### Dataset items
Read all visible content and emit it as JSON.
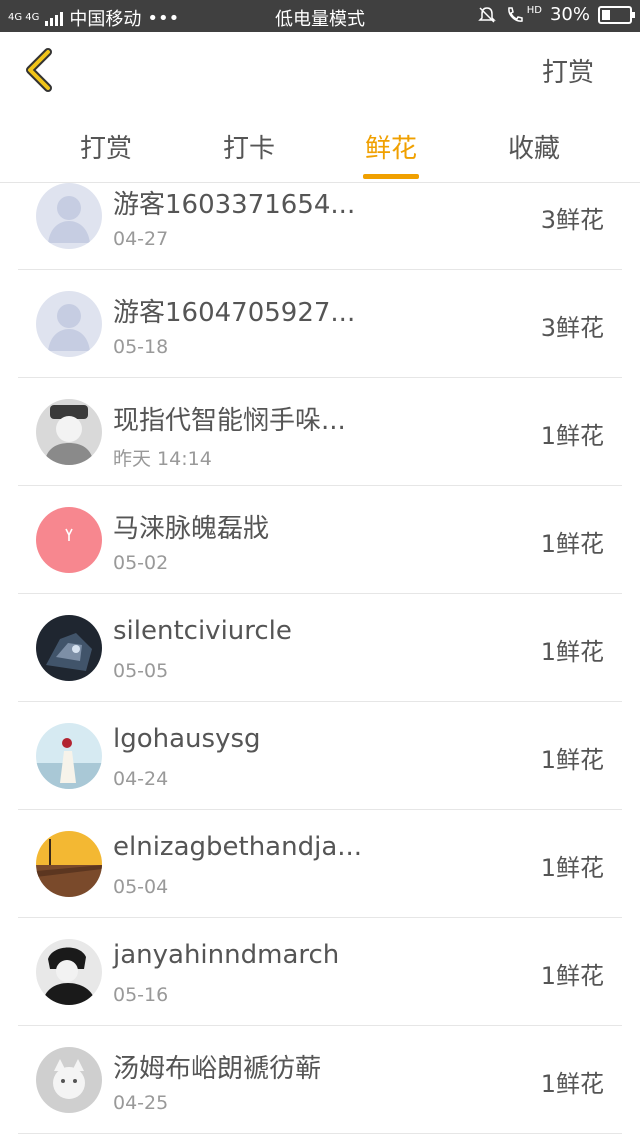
{
  "status_bar": {
    "network": "4G 4G",
    "carrier": "中国移动",
    "dots": "•••",
    "mode": "低电量模式",
    "hd": "HD",
    "battery": "30%",
    "battery_level": 0.3
  },
  "header": {
    "reward_link": "打赏"
  },
  "tabs": [
    {
      "label": "打赏",
      "active": false
    },
    {
      "label": "打卡",
      "active": false
    },
    {
      "label": "鲜花",
      "active": true
    },
    {
      "label": "收藏",
      "active": false
    }
  ],
  "colors": {
    "accent": "#f0a000",
    "status_bar": "#404040"
  },
  "rows": [
    {
      "name": "游客1603371654...",
      "date": "04-27",
      "count": "3鲜花",
      "avatar": "default-user"
    },
    {
      "name": "游客1604705927...",
      "date": "05-18",
      "count": "3鲜花",
      "avatar": "default-user"
    },
    {
      "name": "现指代智能悯手哚...",
      "date": "昨天 14:14",
      "count": "1鲜花",
      "avatar": "photo-person"
    },
    {
      "name": "马涞脉魄磊戕",
      "date": "05-02",
      "count": "1鲜花",
      "avatar": "pink-deer"
    },
    {
      "name": "silentciviurcle",
      "date": "05-05",
      "count": "1鲜花",
      "avatar": "photo-robot"
    },
    {
      "name": "lgohausysg",
      "date": "04-24",
      "count": "1鲜花",
      "avatar": "photo-seaside"
    },
    {
      "name": "elnizagbethandja...",
      "date": "05-04",
      "count": "1鲜花",
      "avatar": "photo-sunset-pier"
    },
    {
      "name": "janyahinndmarch",
      "date": "05-16",
      "count": "1鲜花",
      "avatar": "photo-portrait-bw"
    },
    {
      "name": "汤姆布峪朗褫彷蕲",
      "date": "04-25",
      "count": "1鲜花",
      "avatar": "photo-cat"
    }
  ]
}
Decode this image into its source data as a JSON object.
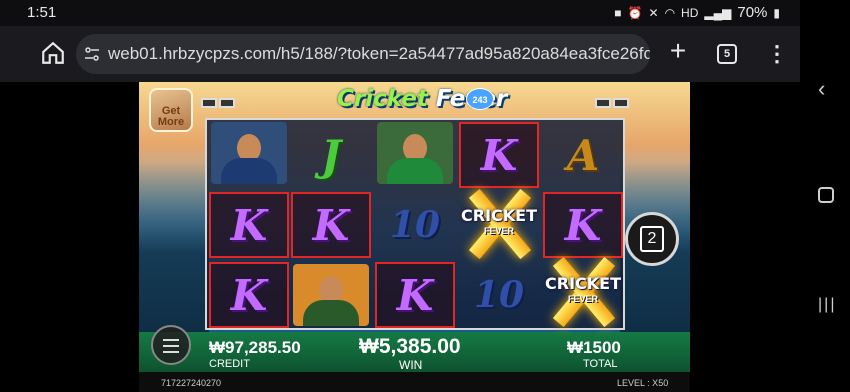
{
  "status_bar": {
    "time": "1:51",
    "hd": "HD",
    "battery": "70%"
  },
  "browser": {
    "url": "web01.hrbzycpzs.com/h5/188/?token=2a54477ad95a820a84ea3fce26fc",
    "tab_count": "5"
  },
  "game": {
    "title_part1": "Cricket",
    "title_part2": "Fever",
    "ways": "243",
    "get_more": "Get More",
    "reels": [
      [
        "player",
        "K",
        "K"
      ],
      [
        "J",
        "K",
        "bowler"
      ],
      [
        "batsman",
        "10",
        "K"
      ],
      [
        "K",
        "scatter",
        "10"
      ],
      [
        "A",
        "K",
        "scatter"
      ]
    ],
    "scatter_label_top": "CRICKET",
    "scatter_label_bottom": "FEVER",
    "free_spin_badge": "2",
    "credit_value": "₩97,285.50",
    "credit_label": "CREDIT",
    "win_value": "₩5,385.00",
    "win_label": "WIN",
    "total_value": "₩1500",
    "total_label": "TOTAL",
    "session_id": "717227240270",
    "level_label": "LEVEL : X50"
  },
  "colors": {
    "win_border": "#e12626",
    "k_symbol": "#c46bff",
    "j_symbol": "#4ccb3d"
  }
}
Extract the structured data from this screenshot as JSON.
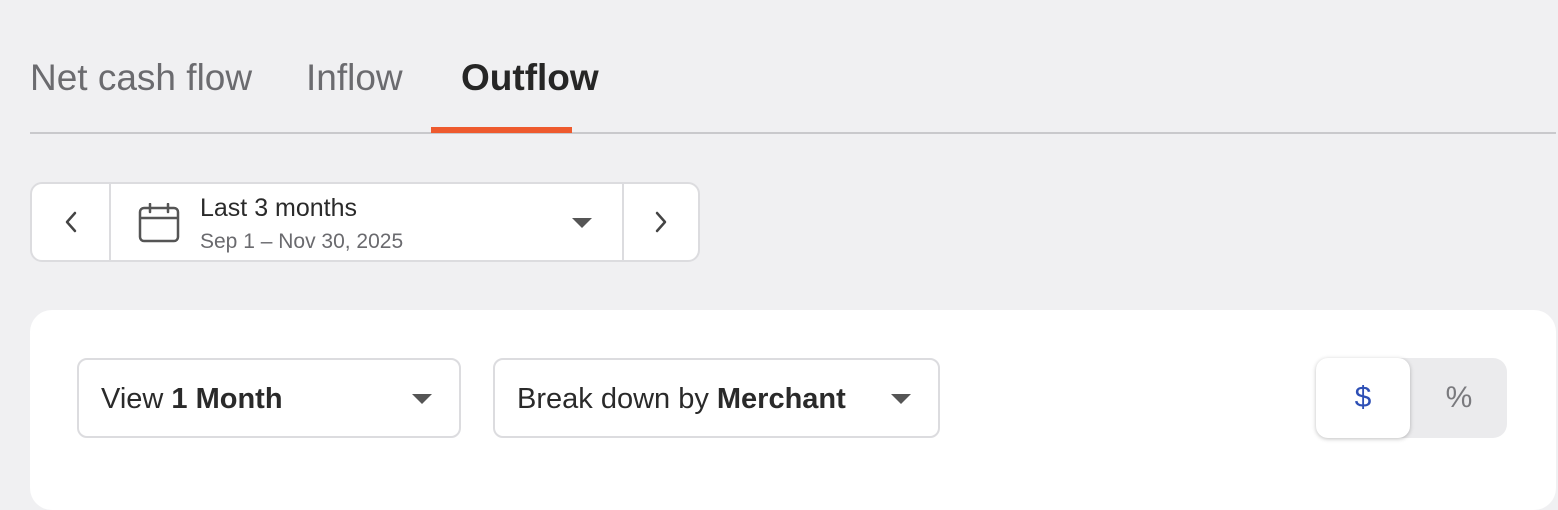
{
  "tabs": [
    {
      "label": "Net cash flow",
      "active": false
    },
    {
      "label": "Inflow",
      "active": false
    },
    {
      "label": "Outflow",
      "active": true
    }
  ],
  "accent_color": "#ee5a2e",
  "date_range": {
    "title": "Last 3 months",
    "subtitle": "Sep 1 – Nov 30, 2025",
    "prev_icon": "chevron-left-icon",
    "next_icon": "chevron-right-icon",
    "icon": "calendar-icon"
  },
  "controls": {
    "view": {
      "prefix": "View",
      "value": "1 Month"
    },
    "breakdown": {
      "prefix": "Break down by",
      "value": "Merchant"
    },
    "unit_toggle": {
      "options": [
        "$",
        "%"
      ],
      "selected": "$",
      "selected_color": "#2d4fb5"
    }
  }
}
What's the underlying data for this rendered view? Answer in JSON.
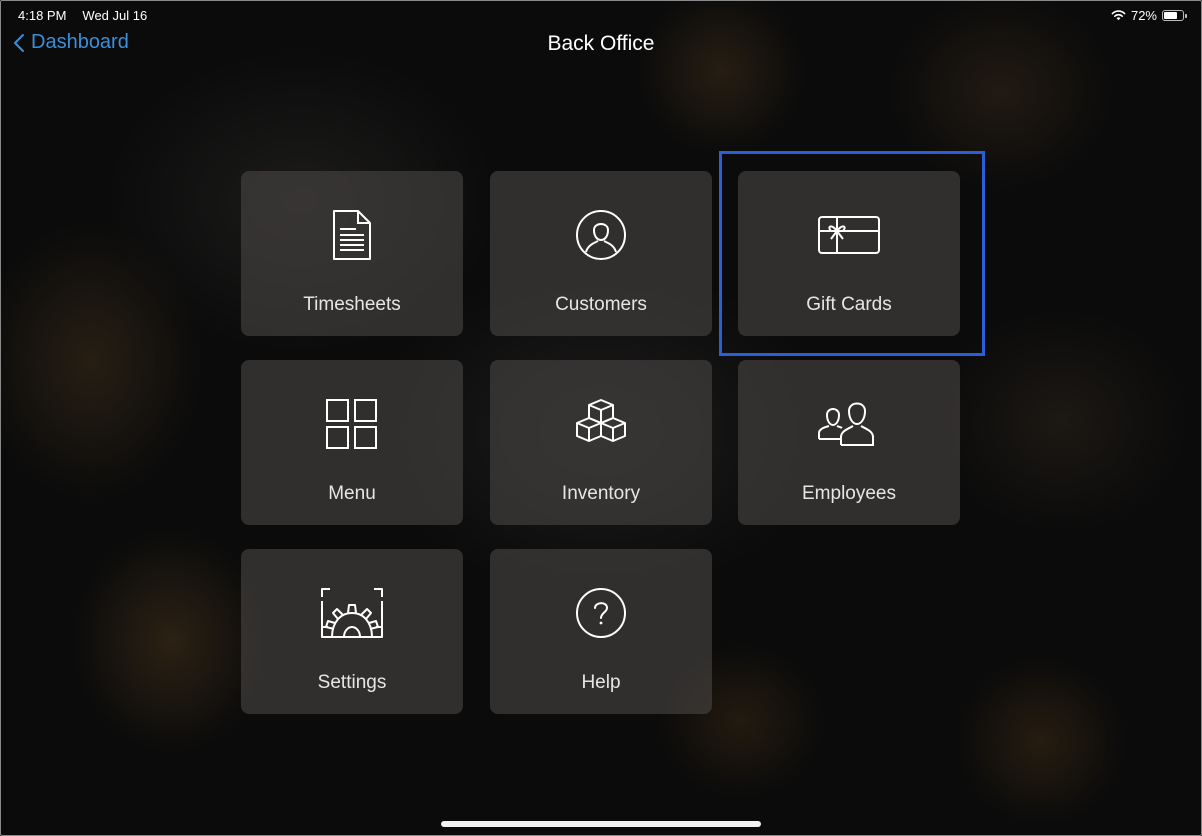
{
  "status_bar": {
    "time": "4:18 PM",
    "date": "Wed Jul 16",
    "battery_percent": "72%",
    "battery_level": 0.72
  },
  "nav": {
    "back_label": "Dashboard",
    "title": "Back Office"
  },
  "tiles": [
    {
      "label": "Timesheets",
      "icon": "document-icon"
    },
    {
      "label": "Customers",
      "icon": "user-circle-icon"
    },
    {
      "label": "Gift Cards",
      "icon": "gift-card-icon"
    },
    {
      "label": "Menu",
      "icon": "grid-icon"
    },
    {
      "label": "Inventory",
      "icon": "boxes-icon"
    },
    {
      "label": "Employees",
      "icon": "users-icon"
    },
    {
      "label": "Settings",
      "icon": "settings-gear-icon"
    },
    {
      "label": "Help",
      "icon": "help-icon"
    }
  ],
  "colors": {
    "accent": "#3a8fd9",
    "highlight": "#2b5ed8",
    "tile_label": "#e6e6e6"
  }
}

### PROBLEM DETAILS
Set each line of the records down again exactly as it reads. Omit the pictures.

### THE ANSWER
Read all visible content and emit it as JSON.
{
  "status_bar": {
    "network": "4G 4G",
    "carrier": "中国移动",
    "dots": "•••",
    "mode": "低电量模式",
    "hd": "HD",
    "battery": "30%",
    "battery_level": 0.3
  },
  "header": {
    "reward_link": "打赏"
  },
  "tabs": [
    {
      "label": "打赏",
      "active": false
    },
    {
      "label": "打卡",
      "active": false
    },
    {
      "label": "鲜花",
      "active": true
    },
    {
      "label": "收藏",
      "active": false
    }
  ],
  "colors": {
    "accent": "#f0a000",
    "status_bar": "#404040"
  },
  "rows": [
    {
      "name": "游客1603371654...",
      "date": "04-27",
      "count": "3鲜花",
      "avatar": "default-user"
    },
    {
      "name": "游客1604705927...",
      "date": "05-18",
      "count": "3鲜花",
      "avatar": "default-user"
    },
    {
      "name": "现指代智能悯手哚...",
      "date": "昨天 14:14",
      "count": "1鲜花",
      "avatar": "photo-person"
    },
    {
      "name": "马涞脉魄磊戕",
      "date": "05-02",
      "count": "1鲜花",
      "avatar": "pink-deer"
    },
    {
      "name": "silentciviurcle",
      "date": "05-05",
      "count": "1鲜花",
      "avatar": "photo-robot"
    },
    {
      "name": "lgohausysg",
      "date": "04-24",
      "count": "1鲜花",
      "avatar": "photo-seaside"
    },
    {
      "name": "elnizagbethandja...",
      "date": "05-04",
      "count": "1鲜花",
      "avatar": "photo-sunset-pier"
    },
    {
      "name": "janyahinndmarch",
      "date": "05-16",
      "count": "1鲜花",
      "avatar": "photo-portrait-bw"
    },
    {
      "name": "汤姆布峪朗褫彷蕲",
      "date": "04-25",
      "count": "1鲜花",
      "avatar": "photo-cat"
    }
  ]
}
Decode this image into its source data as a JSON object.
{
  "status_bar": {
    "time": "1:51",
    "hd": "HD",
    "battery": "70%"
  },
  "browser": {
    "url": "web01.hrbzycpzs.com/h5/188/?token=2a54477ad95a820a84ea3fce26fc",
    "tab_count": "5"
  },
  "game": {
    "title_part1": "Cricket",
    "title_part2": "Fever",
    "ways": "243",
    "get_more": "Get More",
    "reels": [
      [
        "player",
        "K",
        "K"
      ],
      [
        "J",
        "K",
        "bowler"
      ],
      [
        "batsman",
        "10",
        "K"
      ],
      [
        "K",
        "scatter",
        "10"
      ],
      [
        "A",
        "K",
        "scatter"
      ]
    ],
    "scatter_label_top": "CRICKET",
    "scatter_label_bottom": "FEVER",
    "free_spin_badge": "2",
    "credit_value": "₩97,285.50",
    "credit_label": "CREDIT",
    "win_value": "₩5,385.00",
    "win_label": "WIN",
    "total_value": "₩1500",
    "total_label": "TOTAL",
    "session_id": "717227240270",
    "level_label": "LEVEL : X50"
  },
  "colors": {
    "win_border": "#e12626",
    "k_symbol": "#c46bff",
    "j_symbol": "#4ccb3d"
  }
}
Extract the structured data from this screenshot as JSON.
{
  "tabs": [
    {
      "label": "Net cash flow",
      "active": false
    },
    {
      "label": "Inflow",
      "active": false
    },
    {
      "label": "Outflow",
      "active": true
    }
  ],
  "accent_color": "#ee5a2e",
  "date_range": {
    "title": "Last 3 months",
    "subtitle": "Sep 1 – Nov 30, 2025",
    "prev_icon": "chevron-left-icon",
    "next_icon": "chevron-right-icon",
    "icon": "calendar-icon"
  },
  "controls": {
    "view": {
      "prefix": "View",
      "value": "1 Month"
    },
    "breakdown": {
      "prefix": "Break down by",
      "value": "Merchant"
    },
    "unit_toggle": {
      "options": [
        "$",
        "%"
      ],
      "selected": "$",
      "selected_color": "#2d4fb5"
    }
  }
}
What's the underlying data for this rendered view? Answer in JSON.
{
  "status_bar": {
    "time": "4:18 PM",
    "date": "Wed Jul 16",
    "battery_percent": "72%",
    "battery_level": 0.72
  },
  "nav": {
    "back_label": "Dashboard",
    "title": "Back Office"
  },
  "tiles": [
    {
      "label": "Timesheets",
      "icon": "document-icon"
    },
    {
      "label": "Customers",
      "icon": "user-circle-icon"
    },
    {
      "label": "Gift Cards",
      "icon": "gift-card-icon"
    },
    {
      "label": "Menu",
      "icon": "grid-icon"
    },
    {
      "label": "Inventory",
      "icon": "boxes-icon"
    },
    {
      "label": "Employees",
      "icon": "users-icon"
    },
    {
      "label": "Settings",
      "icon": "settings-gear-icon"
    },
    {
      "label": "Help",
      "icon": "help-icon"
    }
  ],
  "colors": {
    "accent": "#3a8fd9",
    "highlight": "#2b5ed8",
    "tile_label": "#e6e6e6"
  }
}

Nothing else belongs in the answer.